(Story updated at 5:40 p.m. Eastern.)
Steward Health Care, a Boston-based, private equity-backed hospital chain, is facing fines in Massachusetts for failing to file its financial statements on time.
All Massachusetts health systems and hospitals must file their financial results with the state's Center for Health Information and Analysis. The CHIA was established in 2012 as part of major healthcare cost control legislation to collect data from insurers and providers on their financial performance as well as healthcare prices, spending and costs.
Steward missed an April deadline, and started incurring a fine of $1,000 per week on June 29, according to Andrew Jackmauh, CHIA's deputy director of communications and external affairs. The fine is the maximum allowed under the law. Annual penalties cannot exceed $50,000.
The company also was late filing is fiscal 2013 results, which were due in April 2014. Steward didn't file the results until March of this year.
Hospitals must file quarterly information, while parent organizations report annually. Financial results for Steward's 10 individual hospitals are up to date through the first quarter of this year.

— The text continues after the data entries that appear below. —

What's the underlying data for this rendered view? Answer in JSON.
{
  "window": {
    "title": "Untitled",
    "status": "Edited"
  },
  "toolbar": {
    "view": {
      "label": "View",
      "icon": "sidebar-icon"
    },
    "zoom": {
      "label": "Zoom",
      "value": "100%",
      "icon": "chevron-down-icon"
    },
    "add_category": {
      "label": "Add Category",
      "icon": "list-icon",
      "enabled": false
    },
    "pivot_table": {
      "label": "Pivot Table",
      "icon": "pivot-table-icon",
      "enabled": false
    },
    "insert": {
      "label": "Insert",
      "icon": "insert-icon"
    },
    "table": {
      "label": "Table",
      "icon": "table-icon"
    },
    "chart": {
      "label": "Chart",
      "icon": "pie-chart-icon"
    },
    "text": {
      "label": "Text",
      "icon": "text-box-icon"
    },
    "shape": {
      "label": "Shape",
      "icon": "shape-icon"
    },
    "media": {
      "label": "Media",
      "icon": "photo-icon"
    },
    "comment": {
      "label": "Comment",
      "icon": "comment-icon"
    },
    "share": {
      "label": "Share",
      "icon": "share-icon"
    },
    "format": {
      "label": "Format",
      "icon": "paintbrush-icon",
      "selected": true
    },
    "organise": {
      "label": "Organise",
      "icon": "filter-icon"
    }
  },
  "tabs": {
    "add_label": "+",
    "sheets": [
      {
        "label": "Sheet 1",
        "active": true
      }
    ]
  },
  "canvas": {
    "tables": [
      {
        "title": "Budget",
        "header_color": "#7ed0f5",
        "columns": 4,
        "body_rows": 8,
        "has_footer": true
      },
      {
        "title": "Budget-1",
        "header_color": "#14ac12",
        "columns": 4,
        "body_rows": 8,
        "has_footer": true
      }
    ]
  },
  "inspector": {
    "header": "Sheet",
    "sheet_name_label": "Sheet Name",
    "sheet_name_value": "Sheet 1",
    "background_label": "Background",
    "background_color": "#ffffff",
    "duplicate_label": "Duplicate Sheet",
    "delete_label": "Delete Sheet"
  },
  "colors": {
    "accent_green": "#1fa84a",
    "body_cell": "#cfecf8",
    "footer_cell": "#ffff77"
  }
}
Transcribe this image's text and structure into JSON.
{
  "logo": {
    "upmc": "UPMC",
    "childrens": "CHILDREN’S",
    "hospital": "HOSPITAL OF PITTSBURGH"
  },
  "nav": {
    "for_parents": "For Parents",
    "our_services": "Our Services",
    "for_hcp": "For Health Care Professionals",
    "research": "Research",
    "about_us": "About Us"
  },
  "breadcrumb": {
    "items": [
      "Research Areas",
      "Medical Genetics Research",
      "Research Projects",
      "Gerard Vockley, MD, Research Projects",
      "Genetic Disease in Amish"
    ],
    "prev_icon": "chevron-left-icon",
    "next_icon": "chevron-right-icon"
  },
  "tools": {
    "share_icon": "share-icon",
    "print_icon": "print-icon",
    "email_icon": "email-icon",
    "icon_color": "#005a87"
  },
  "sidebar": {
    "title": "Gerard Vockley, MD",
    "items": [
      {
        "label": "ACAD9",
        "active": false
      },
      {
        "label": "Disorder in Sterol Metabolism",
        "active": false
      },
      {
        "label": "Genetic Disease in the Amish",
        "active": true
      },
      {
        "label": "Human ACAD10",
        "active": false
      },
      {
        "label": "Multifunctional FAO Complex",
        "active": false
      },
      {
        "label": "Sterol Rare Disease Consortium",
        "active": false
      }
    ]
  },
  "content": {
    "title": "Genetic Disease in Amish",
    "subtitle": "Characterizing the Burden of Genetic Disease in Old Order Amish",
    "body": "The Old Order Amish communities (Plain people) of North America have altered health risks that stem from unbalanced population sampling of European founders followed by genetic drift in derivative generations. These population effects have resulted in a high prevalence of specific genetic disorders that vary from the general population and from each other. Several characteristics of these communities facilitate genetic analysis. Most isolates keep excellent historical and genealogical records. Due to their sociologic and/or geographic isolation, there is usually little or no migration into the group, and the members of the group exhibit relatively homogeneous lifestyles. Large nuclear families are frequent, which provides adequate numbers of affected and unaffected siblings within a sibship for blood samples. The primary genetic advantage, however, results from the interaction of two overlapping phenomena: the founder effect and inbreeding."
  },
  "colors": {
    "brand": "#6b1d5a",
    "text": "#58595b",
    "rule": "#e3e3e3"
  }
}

Steward is the only hospital operator not in compliance this year, Jackmauh confirmed.
The results on CHIA's website show that Steward's hospitals had a wide variation in performance in fiscal 2014. Quincy Medical Center, which was permanently closed last December, ended the year with a -57% operating margin. One other facility, Steward Carney Hospital, also was in the red with a -10.2% operating margin.
However, two of Steward's largest acute-care hospitals, 338-bed St. Elizabeth’s Medical Center in Brighton and 239-bed Holy Family Hospital and Medical Center in Methuen, had operating margins of 5.3% and 5.4%, respectively.
Despite the losses at Quincy and Carney, Steward's hospital business had a $41 million profit at the end of 2014, according to Brooke Thurston, a spokeswoman at Steward.
For fiscal 2013, Steward reported a $55 million operating loss on $2.1 billion in revenue, its annual report filed with CHIA shows. That compares to a $22.2 million operating loss on about $2 billion in revenue in fiscal 2012.
"All of our hospital-specific financials are filed with CHIA and are up to date,” Brooke Thurston, a Steward spokeswoman, said. “We have also submitted our unaudited hospital company financials. We are in the process of completing the audit of our overall company consolidated financial statements and we will submit them when they are ready."
In a September 2014 report on overall Massachusetts healthcare spending, CHIA found that total per capita healthcare expenditures increased just 2.3% in 2013 (PDF). That rate was above inflation but below the state target of 3.6%.
Moreover, commercial insurance premiums, benefit levels and member cost-sharing remained unchanged year over year.
But the state's biggest insurer, Blue Cross and Blue Shield of Massachusetts, and its largest physician group, Partners Community Healthcare, had the highest year-over-year spending increases, the report noted.